It is certainly necessary though. It shows students, teachers, and parents what a child has accomplished, and what they need to work on. If done right, like in the example where the teacher marks the incomplete assignments and shows students what they might have gotten if they handed the assignment in on time, it shows the student exactly how to improve and encourages them to work hard. I think in order to help students through assessment rather than hinder them, assessment needs to put a different kind of pressure on students. It can’t be pressure from the expectations of parents, and shouldn’t be pressure due to competing with other students and comparing test grades with those of the ‘smart kids’. It should instead be pressure students get internally. They see what they are doing, and can see that if they worked harder, they could do even better. Assessment should be used as a way to show students how to reach a learning goal, and to get students excited to actually accomplish things. If we don’t use assessment to compare a student to everyone else, but rather to guide a student to reach goals and accomplish more, it will give students more pride when they reach a goal instead of just reaching the high expectations of others, and will allow a student to actually think about how to fix a poor mark instead of feeling hopeless and giving up.
Chapter 2 of Differentiated Instructional Strategies has to do with what a teacher should do, say, and provide for her students in order to make the classroom climate comfortable and livable.
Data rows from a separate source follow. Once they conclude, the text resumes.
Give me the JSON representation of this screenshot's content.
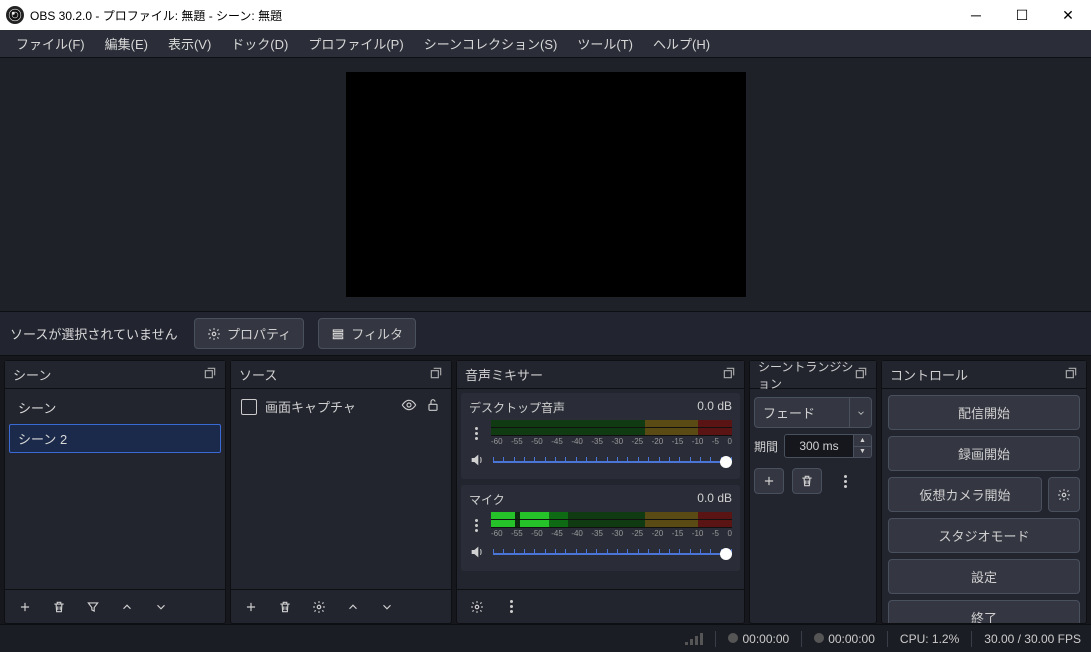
{
  "window": {
    "title": "OBS 30.2.0 - プロファイル: 無題 - シーン: 無題"
  },
  "menu": {
    "file": "ファイル(F)",
    "edit": "編集(E)",
    "view": "表示(V)",
    "dock": "ドック(D)",
    "profile": "プロファイル(P)",
    "scenecol": "シーンコレクション(S)",
    "tools": "ツール(T)",
    "help": "ヘルプ(H)"
  },
  "srcbar": {
    "msg": "ソースが選択されていません",
    "props": "プロパティ",
    "filters": "フィルタ"
  },
  "panels": {
    "scenes": {
      "title": "シーン",
      "items": [
        "シーン",
        "シーン 2"
      ],
      "selected": 1
    },
    "sources": {
      "title": "ソース",
      "items": [
        {
          "name": "画面キャプチャ"
        }
      ]
    },
    "mixer": {
      "title": "音声ミキサー",
      "channels": [
        {
          "name": "デスクトップ音声",
          "db": "0.0 dB"
        },
        {
          "name": "マイク",
          "db": "0.0 dB"
        }
      ],
      "scale": [
        "-60",
        "-55",
        "-50",
        "-45",
        "-40",
        "-35",
        "-30",
        "-25",
        "-20",
        "-15",
        "-10",
        "-5",
        "0"
      ]
    },
    "transitions": {
      "title": "シーントランジション",
      "selected": "フェード",
      "duration_label": "期間",
      "duration": "300 ms"
    },
    "controls": {
      "title": "コントロール",
      "stream": "配信開始",
      "record": "録画開始",
      "vcam": "仮想カメラ開始",
      "studio": "スタジオモード",
      "settings": "設定",
      "exit": "終了"
    }
  },
  "status": {
    "live_time": "00:00:00",
    "rec_time": "00:00:00",
    "cpu": "CPU: 1.2%",
    "fps": "30.00 / 30.00 FPS"
  }
}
How a student feels in an environment is an important factor in how well he learns, and success is rarely achievable in an oppressive classroom climate. The classroom has a list of needs that need to be met, similar to the pyramid of needs for existence. Along with those needs, there is a list of rules that should be followed to avoid an oppressive environment, as well as tips for managing emotions, promoting self-motivation, and providing a comfortable physical and emotional atmosphere. I especially liked the suggestion of using thematic music in the classroom, as music has always worked to calm me down and help me channel my emotions productively. My parents started to be able to know me so well that when I was upset, they’d know which track of which CD would work to relax me, and I think a teacher should be able to figure out what tracks work to help students learn.
The one thing I was a little unsure of was the list of chants to say when a student succeeds. Most of them seemed silly, and a few of them seemed too complicated for young students, which is who I assume the list was made for. You could never use those chants in a high school class, and to be honest, from my own personal experience, using them even in a class older than Grade 1 is pushing it. These chants don’t help a student succeed, in my opinion, but just make them feel embarrassed or cause them to lose respect for the teacher by making the chant the butt of a joke. The rest of the chapter, however, was an excellent resource, and one I will keep in mind in future classrooms.